While I was in church one Sunday morning in 2013, I turned off my phone because I didn’t want it to interrupt sacrament meeting. When the meeting ended, I turned my phone back on and saw that my wife, Tanya, had called me. I tried to call her back, but she didn’t answer.
During that meeting, the van she was riding in on the way to an annual family gathering rolled somewhere on the New York Thruway. My daughter and two of my grandchildren were severely injured, and Tanya was instantly killed. After 44 years of marriage, my wife was suddenly gone.
Four years later, Katie, one of my daughters-in-law, underwent an emergency C-section to deliver twin baby girls at 25 weeks of gestation, too close to the threshold of infant viability for comfort. When the girls were just eight weeks old, Katie was returning home late at night from her daily visit with them in the neonatal intensive care unit of the hospital and was hit and killed by a drunk driver, leaving my son a widower with six children.
My wife was everything to me, and my son’s wife was everything to him. Those were tough times for our family.
Clinging to the Promises
I didn’t fully appreciate how great Tanya was and how much I depended on her until she was gone. But we had knelt at an altar in a holy temple, and someone having the sealing power had pronounced blessings upon us. I have clung to the promise of those blessings. I trust in those promised blessings.
Tanya’s death was a crisis of faith for me. I had to decide, “Do I really believe?” Faith is called a gift of God, but it’s also a choice we make—a choice to believe. I chose to believe, and I found out that Moroni was correct when he wrote that we receive no witness until after the trial of our faith (see Ether 12:6). After the trial, the witness did come. My faith was rewarded with a confirming peace of mind. That’s what has enabled me to go forward.

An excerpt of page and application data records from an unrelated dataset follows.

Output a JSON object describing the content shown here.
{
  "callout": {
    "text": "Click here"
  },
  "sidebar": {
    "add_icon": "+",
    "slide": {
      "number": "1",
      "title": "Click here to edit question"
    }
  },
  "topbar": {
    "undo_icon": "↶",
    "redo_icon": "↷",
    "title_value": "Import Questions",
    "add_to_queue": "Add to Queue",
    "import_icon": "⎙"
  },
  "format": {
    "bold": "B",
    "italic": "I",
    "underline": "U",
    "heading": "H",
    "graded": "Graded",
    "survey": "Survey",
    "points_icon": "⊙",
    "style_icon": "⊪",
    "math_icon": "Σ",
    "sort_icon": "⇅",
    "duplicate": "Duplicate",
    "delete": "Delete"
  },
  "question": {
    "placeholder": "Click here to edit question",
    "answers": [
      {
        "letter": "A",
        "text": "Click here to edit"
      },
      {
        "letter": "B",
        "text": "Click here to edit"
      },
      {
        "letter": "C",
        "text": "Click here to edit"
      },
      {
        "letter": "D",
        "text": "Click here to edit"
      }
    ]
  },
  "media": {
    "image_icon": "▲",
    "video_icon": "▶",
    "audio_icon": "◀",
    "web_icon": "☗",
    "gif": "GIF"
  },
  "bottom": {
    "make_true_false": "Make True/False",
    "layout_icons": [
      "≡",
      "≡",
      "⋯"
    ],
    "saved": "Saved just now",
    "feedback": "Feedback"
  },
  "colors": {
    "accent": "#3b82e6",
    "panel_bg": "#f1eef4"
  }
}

For a time, I struggled to figure out what was faith and what was hope. Alma describes faith as a “hope for things which are not seen, which are true” (Alma 32:21). Because of my faith in Jesus Christ, I have hope that if I remain faithful and true to my covenants, I can share eternal life with Tanya. I am also grateful for the assurance I have that the Savior is there for each of us. There’s a difference between thinking, “He’s there” and realizing, “He’s there for me.”
My two grandchildren have lasting ill effects from their car accident, and I still grieve Tanya’s absence in my life. I’ll never stop missing her, and the love I have for her is not diminished by the love I have for my second wife. The love has just multiplied.
My son has also remarried. His new wife is Becky’s first cousin once removed. We both married into the same family. What are the odds of that? It’s an amazing coincidence, or maybe it’s not.
Challenges and Blessings
Our family has had its share of challenges, but we have also experienced blessings. My son has become one of my heroes. He forgave the drunk driver who killed his wife, and he told her he hoped she would straighten out her life. His two little girls recently celebrated their fifth birthday. They are real miracle babies.
For the past 17 years, I have had the privilege of serving as a patriarch. At first, I was afraid I couldn’t fulfill the calling, but I have learned that the blessings come from the Lord, not the patriarch. There are common themes in patriarchal blessings because our Heavenly Father wants many of the same things for all His children, but each blessing is different, individual, and personal.
One of the purposes of a patriarchal blessing is to help individuals see who they are as children of God and to discern how much their Heavenly Father loves them. As a patriarch, whenever I lay my hands on someone’s head to give them a patriarchal blessing, for just a few precious moments, Heavenly Father allows me to feel the love He has for that individual. It is an overpowering feeling. When I feel how much He loves each blessing recipient, I can feel that He loves me too.
Today, Becky and I focus on the temple. One of the reasons our Lord has given us the temple is to give us a glimpse of Zion. In addition to being a patriarch, I was invited some years ago to serve as a sealer in the temple. That has been another great joy of my life. It is a calling of all happy occasions. Nothing brings me greater joy than the promises of the temple, which give me hope that through Christ, I can overcome all trials.
Photographs by Leslie Nilsson